[Task instructions] Below are some records; state how many of their lines contain the word "text", and add nothing.

[Material shown]
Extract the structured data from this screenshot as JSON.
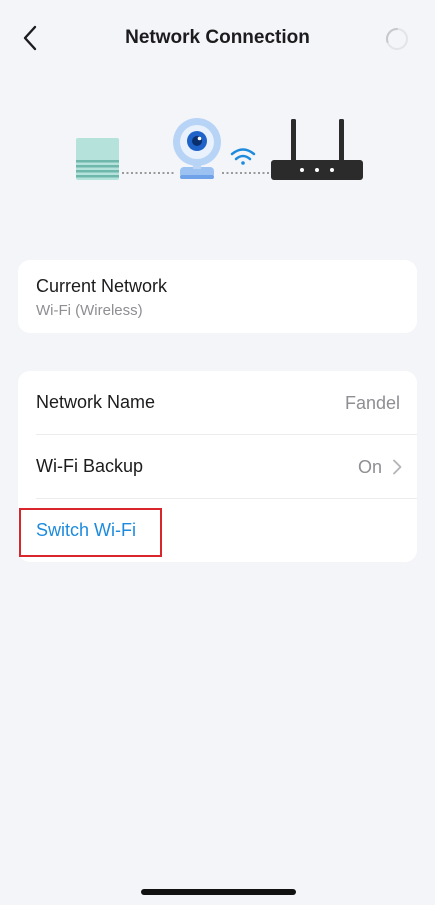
{
  "header": {
    "title": "Network Connection"
  },
  "current_network": {
    "title": "Current Network",
    "subtitle": "Wi-Fi (Wireless)"
  },
  "settings": {
    "network_name_label": "Network Name",
    "network_name_value": "Fandel",
    "wifi_backup_label": "Wi-Fi Backup",
    "wifi_backup_value": "On",
    "switch_wifi_label": "Switch Wi-Fi"
  },
  "colors": {
    "accent": "#1d8bdd",
    "highlight": "#d9262c",
    "background": "#f4f5f9"
  }
}
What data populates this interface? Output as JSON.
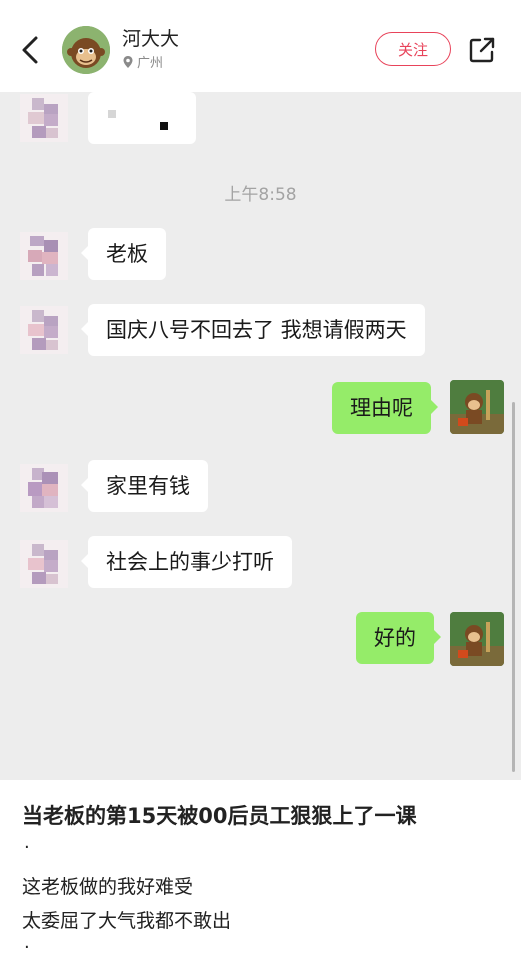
{
  "header": {
    "author_name": "河大大",
    "location": "广州",
    "follow_label": "关注"
  },
  "chat": {
    "timestamp": "上午8:58",
    "messages": [
      {
        "side": "in",
        "text": "老板"
      },
      {
        "side": "in",
        "text": "国庆八号不回去了 我想请假两天"
      },
      {
        "side": "out",
        "text": "理由呢"
      },
      {
        "side": "in",
        "text": "家里有钱"
      },
      {
        "side": "in",
        "text": "社会上的事少打听"
      },
      {
        "side": "out",
        "text": "好的"
      }
    ]
  },
  "post": {
    "title": "当老板的第15天被00后员工狠狠上了一课",
    "dot1": ".",
    "line1": "这老板做的我好难受",
    "line2": "太委屈了大气我都不敢出",
    "dot2": "."
  },
  "colors": {
    "accent": "#e8435a",
    "bubble_out": "#95ec69",
    "bubble_in": "#ffffff",
    "chat_bg": "#ededed"
  },
  "icons": [
    "chevron-left-icon",
    "location-pin-icon",
    "share-icon"
  ]
}
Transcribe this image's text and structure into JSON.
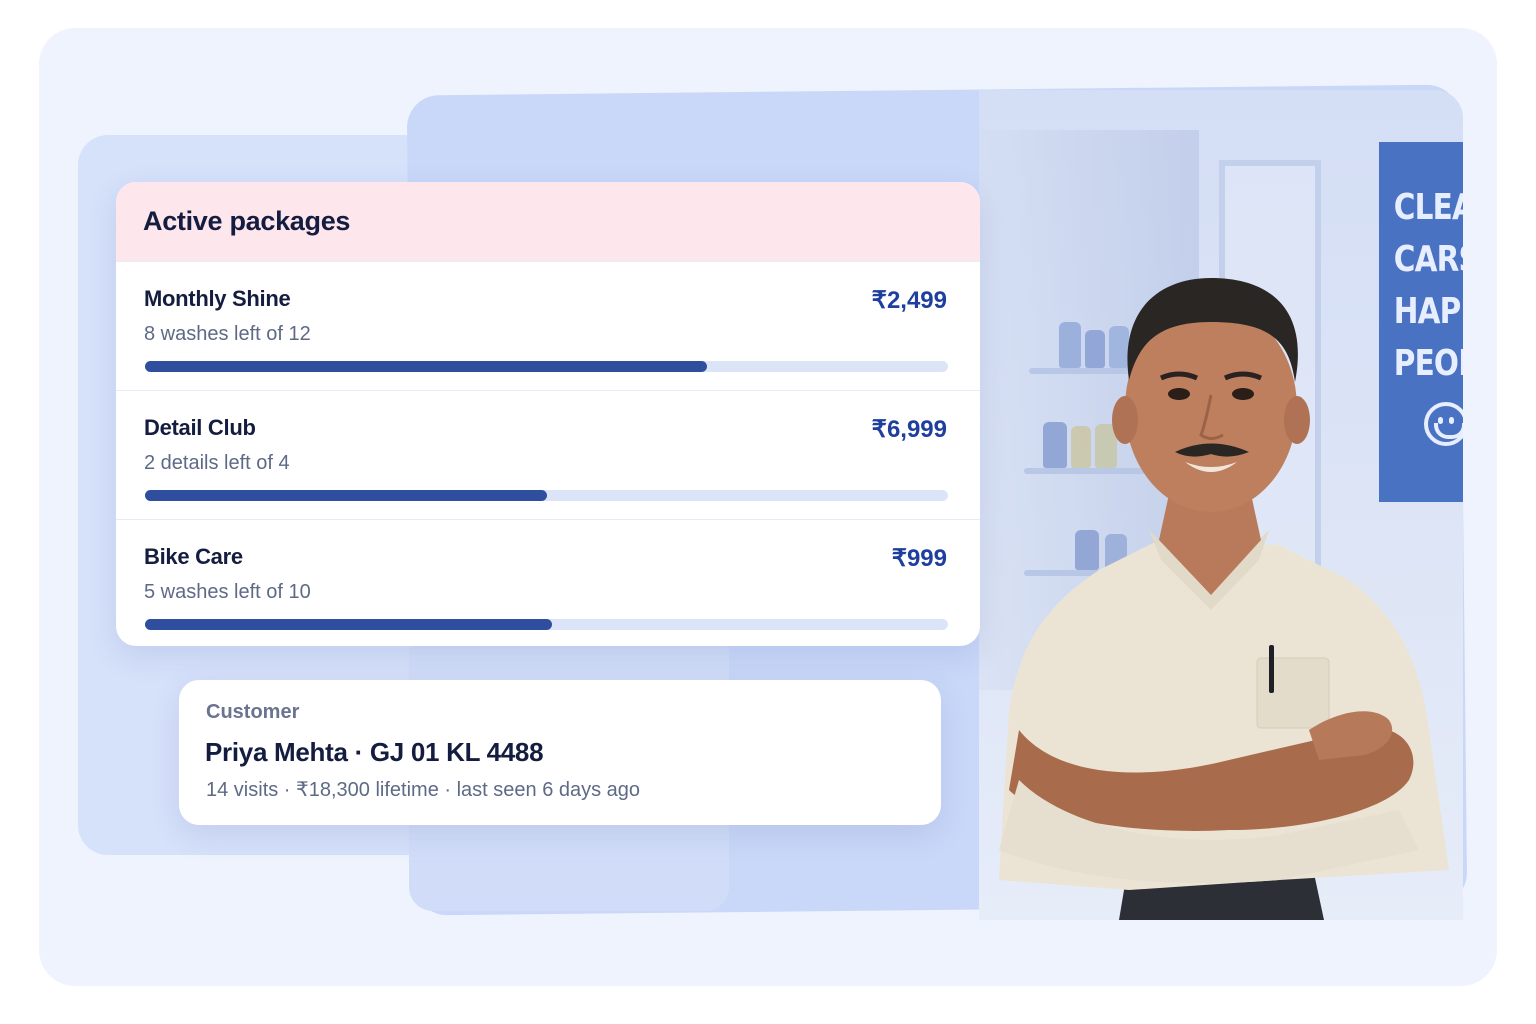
{
  "packages_card": {
    "title": "Active packages",
    "items": [
      {
        "name": "Monthly Shine",
        "price": "₹2,499",
        "usage": "8 washes left of 12",
        "progress": 0.7
      },
      {
        "name": "Detail Club",
        "price": "₹6,999",
        "usage": "2 details left of 4",
        "progress": 0.5
      },
      {
        "name": "Bike Care",
        "price": "₹999",
        "usage": "5 washes left of 10",
        "progress": 0.507
      }
    ]
  },
  "customer_card": {
    "label": "Customer",
    "name_plate": "Priya Mehta · GJ 01 KL 4488",
    "summary": "14 visits · ₹18,300 lifetime · last seen 6 days ago"
  },
  "background_sign": {
    "lines": [
      "CLEAN",
      "CARS",
      "HAPPY",
      "PEOPLE"
    ],
    "icon": "smiley-icon"
  },
  "colors": {
    "accent": "#2f4f9e",
    "price": "#1f3f9e",
    "header_pink": "#fde6ec",
    "track": "#dce5f8",
    "frame_bg": "#eef3fd",
    "sign_blue": "#4a72c2"
  }
}
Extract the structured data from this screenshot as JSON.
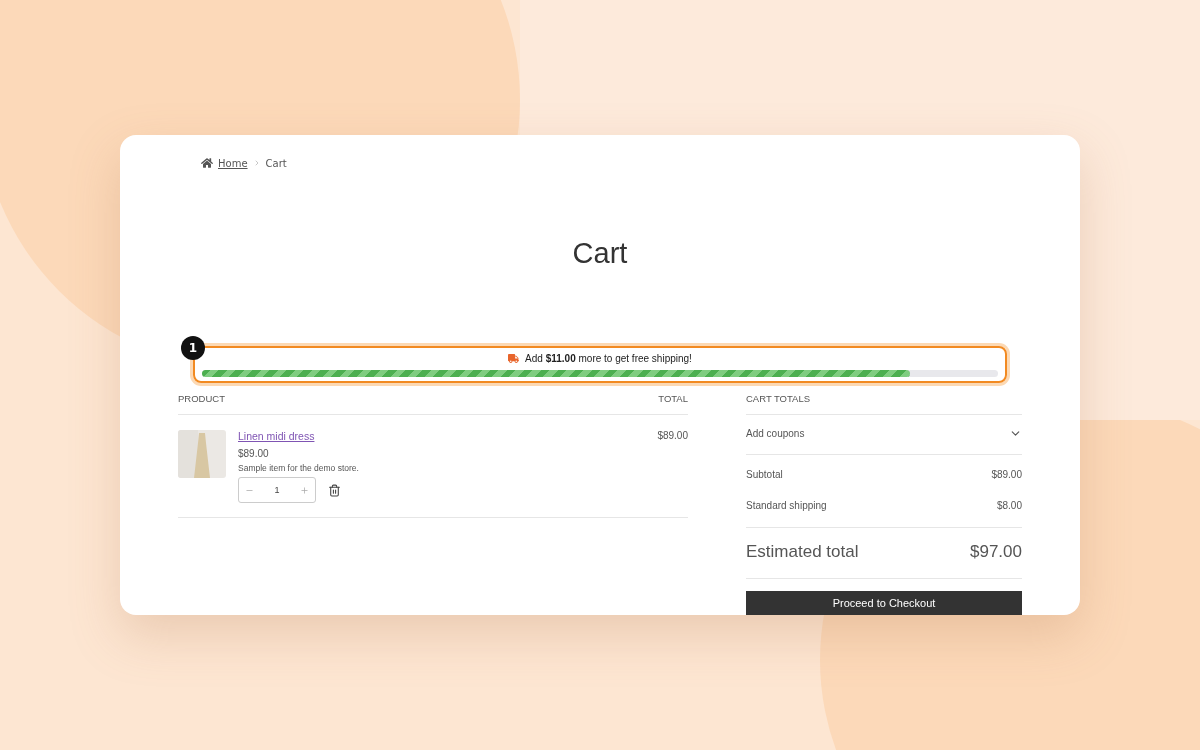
{
  "breadcrumb": [
    {
      "label": "Home",
      "link": true
    },
    {
      "label": "Cart",
      "link": false
    }
  ],
  "title": "Cart",
  "callout": {
    "number": "1"
  },
  "shipping_notice": {
    "text": "Add **$11.00** more to get free shipping!",
    "level": 0.89
  },
  "cart_table": {
    "columns": [
      "PRODUCT",
      "TOTAL"
    ],
    "rows": [
      {
        "name": "Linen midi dress",
        "price": "$89.00",
        "description": "Sample item for the demo store.",
        "quantity": "1",
        "total": "$89.00"
      }
    ]
  },
  "cart_totals": {
    "heading": "CART TOTALS",
    "coupon": {
      "label": "Add coupons",
      "expanded": false
    },
    "lines": [
      {
        "label": "Subtotal",
        "value": "$89.00"
      },
      {
        "label": "Standard shipping",
        "value": "$8.00"
      }
    ],
    "estimated": {
      "label": "Estimated total",
      "value": "$97.00"
    },
    "checkout_button": "Proceed to Checkout"
  }
}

[Result of the exercise] 8